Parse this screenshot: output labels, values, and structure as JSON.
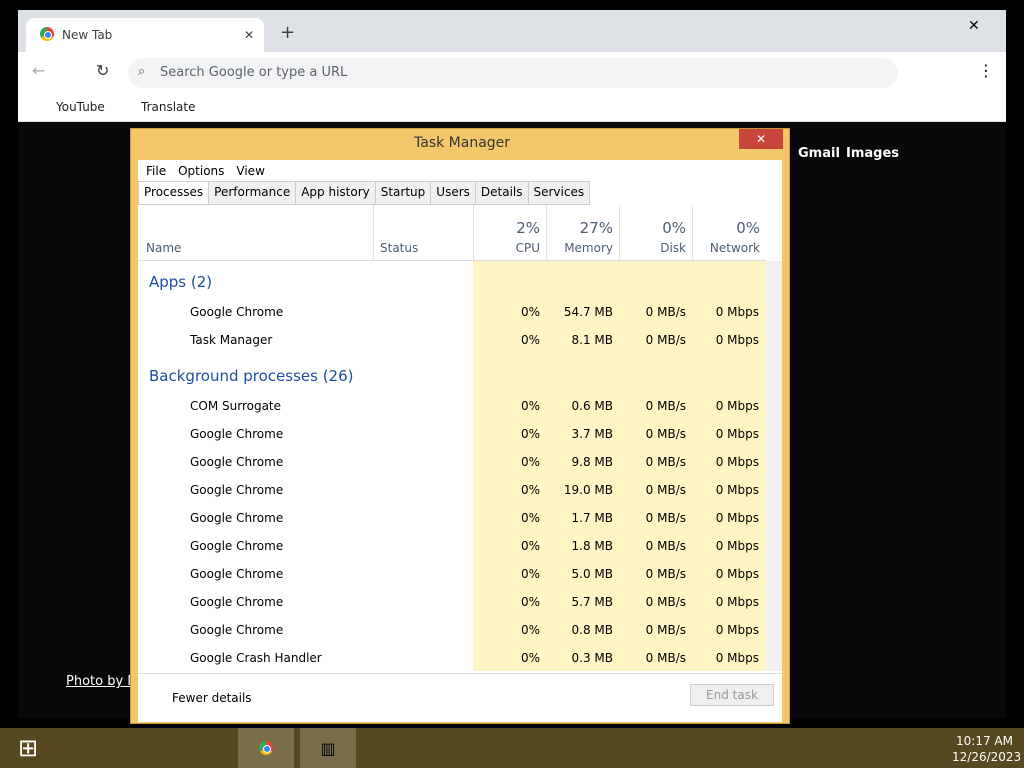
{
  "browser": {
    "tab_title": "New Tab",
    "omnibox_placeholder": "Search Google or type a URL",
    "bookmarks": [
      "YouTube",
      "Translate"
    ],
    "ntp_links": [
      "Gmail",
      "Images"
    ],
    "photo_credit": "Photo by N"
  },
  "taskmgr": {
    "title": "Task Manager",
    "menus": [
      "File",
      "Options",
      "View"
    ],
    "tabs": [
      "Processes",
      "Performance",
      "App history",
      "Startup",
      "Users",
      "Details",
      "Services"
    ],
    "cols": {
      "name": "Name",
      "status": "Status",
      "cpu_pct": "2%",
      "cpu": "CPU",
      "mem_pct": "27%",
      "mem": "Memory",
      "disk_pct": "0%",
      "disk": "Disk",
      "net_pct": "0%",
      "net": "Network"
    },
    "apps_header": "Apps (2)",
    "bg_header": "Background processes (26)",
    "apps": [
      {
        "name": "Google Chrome",
        "cpu": "0%",
        "mem": "54.7 MB",
        "disk": "0 MB/s",
        "net": "0 Mbps"
      },
      {
        "name": "Task Manager",
        "cpu": "0%",
        "mem": "8.1 MB",
        "disk": "0 MB/s",
        "net": "0 Mbps"
      }
    ],
    "bg": [
      {
        "name": "COM Surrogate",
        "cpu": "0%",
        "mem": "0.6 MB",
        "disk": "0 MB/s",
        "net": "0 Mbps"
      },
      {
        "name": "Google Chrome",
        "cpu": "0%",
        "mem": "3.7 MB",
        "disk": "0 MB/s",
        "net": "0 Mbps"
      },
      {
        "name": "Google Chrome",
        "cpu": "0%",
        "mem": "9.8 MB",
        "disk": "0 MB/s",
        "net": "0 Mbps"
      },
      {
        "name": "Google Chrome",
        "cpu": "0%",
        "mem": "19.0 MB",
        "disk": "0 MB/s",
        "net": "0 Mbps"
      },
      {
        "name": "Google Chrome",
        "cpu": "0%",
        "mem": "1.7 MB",
        "disk": "0 MB/s",
        "net": "0 Mbps"
      },
      {
        "name": "Google Chrome",
        "cpu": "0%",
        "mem": "1.8 MB",
        "disk": "0 MB/s",
        "net": "0 Mbps"
      },
      {
        "name": "Google Chrome",
        "cpu": "0%",
        "mem": "5.0 MB",
        "disk": "0 MB/s",
        "net": "0 Mbps"
      },
      {
        "name": "Google Chrome",
        "cpu": "0%",
        "mem": "5.7 MB",
        "disk": "0 MB/s",
        "net": "0 Mbps"
      },
      {
        "name": "Google Chrome",
        "cpu": "0%",
        "mem": "0.8 MB",
        "disk": "0 MB/s",
        "net": "0 Mbps"
      },
      {
        "name": "Google Crash Handler",
        "cpu": "0%",
        "mem": "0.3 MB",
        "disk": "0 MB/s",
        "net": "0 Mbps"
      }
    ],
    "fewer": "Fewer details",
    "end": "End task"
  },
  "clock": {
    "time": "10:17 AM",
    "date": "12/26/2023"
  }
}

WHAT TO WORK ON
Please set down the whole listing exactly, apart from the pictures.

RESPONSE
Parse this screenshot: output labels, values, and structure as JSON.
{
  "browser": {
    "tab_title": "New Tab",
    "omnibox_placeholder": "Search Google or type a URL",
    "bookmarks": [
      "YouTube",
      "Translate"
    ],
    "ntp_links": [
      "Gmail",
      "Images"
    ],
    "photo_credit": "Photo by N"
  },
  "taskmgr": {
    "title": "Task Manager",
    "menus": [
      "File",
      "Options",
      "View"
    ],
    "tabs": [
      "Processes",
      "Performance",
      "App history",
      "Startup",
      "Users",
      "Details",
      "Services"
    ],
    "cols": {
      "name": "Name",
      "status": "Status",
      "cpu_pct": "2%",
      "cpu": "CPU",
      "mem_pct": "27%",
      "mem": "Memory",
      "disk_pct": "0%",
      "disk": "Disk",
      "net_pct": "0%",
      "net": "Network"
    },
    "apps_header": "Apps (2)",
    "bg_header": "Background processes (26)",
    "apps": [
      {
        "name": "Google Chrome",
        "cpu": "0%",
        "mem": "54.7 MB",
        "disk": "0 MB/s",
        "net": "0 Mbps"
      },
      {
        "name": "Task Manager",
        "cpu": "0%",
        "mem": "8.1 MB",
        "disk": "0 MB/s",
        "net": "0 Mbps"
      }
    ],
    "bg": [
      {
        "name": "COM Surrogate",
        "cpu": "0%",
        "mem": "0.6 MB",
        "disk": "0 MB/s",
        "net": "0 Mbps"
      },
      {
        "name": "Google Chrome",
        "cpu": "0%",
        "mem": "3.7 MB",
        "disk": "0 MB/s",
        "net": "0 Mbps"
      },
      {
        "name": "Google Chrome",
        "cpu": "0%",
        "mem": "9.8 MB",
        "disk": "0 MB/s",
        "net": "0 Mbps"
      },
      {
        "name": "Google Chrome",
        "cpu": "0%",
        "mem": "19.0 MB",
        "disk": "0 MB/s",
        "net": "0 Mbps"
      },
      {
        "name": "Google Chrome",
        "cpu": "0%",
        "mem": "1.7 MB",
        "disk": "0 MB/s",
        "net": "0 Mbps"
      },
      {
        "name": "Google Chrome",
        "cpu": "0%",
        "mem": "1.8 MB",
        "disk": "0 MB/s",
        "net": "0 Mbps"
      },
      {
        "name": "Google Chrome",
        "cpu": "0%",
        "mem": "5.0 MB",
        "disk": "0 MB/s",
        "net": "0 Mbps"
      },
      {
        "name": "Google Chrome",
        "cpu": "0%",
        "mem": "5.7 MB",
        "disk": "0 MB/s",
        "net": "0 Mbps"
      },
      {
        "name": "Google Chrome",
        "cpu": "0%",
        "mem": "0.8 MB",
        "disk": "0 MB/s",
        "net": "0 Mbps"
      },
      {
        "name": "Google Crash Handler",
        "cpu": "0%",
        "mem": "0.3 MB",
        "disk": "0 MB/s",
        "net": "0 Mbps"
      }
    ],
    "fewer": "Fewer details",
    "end": "End task"
  },
  "clock": {
    "time": "10:17 AM",
    "date": "12/26/2023"
  }
}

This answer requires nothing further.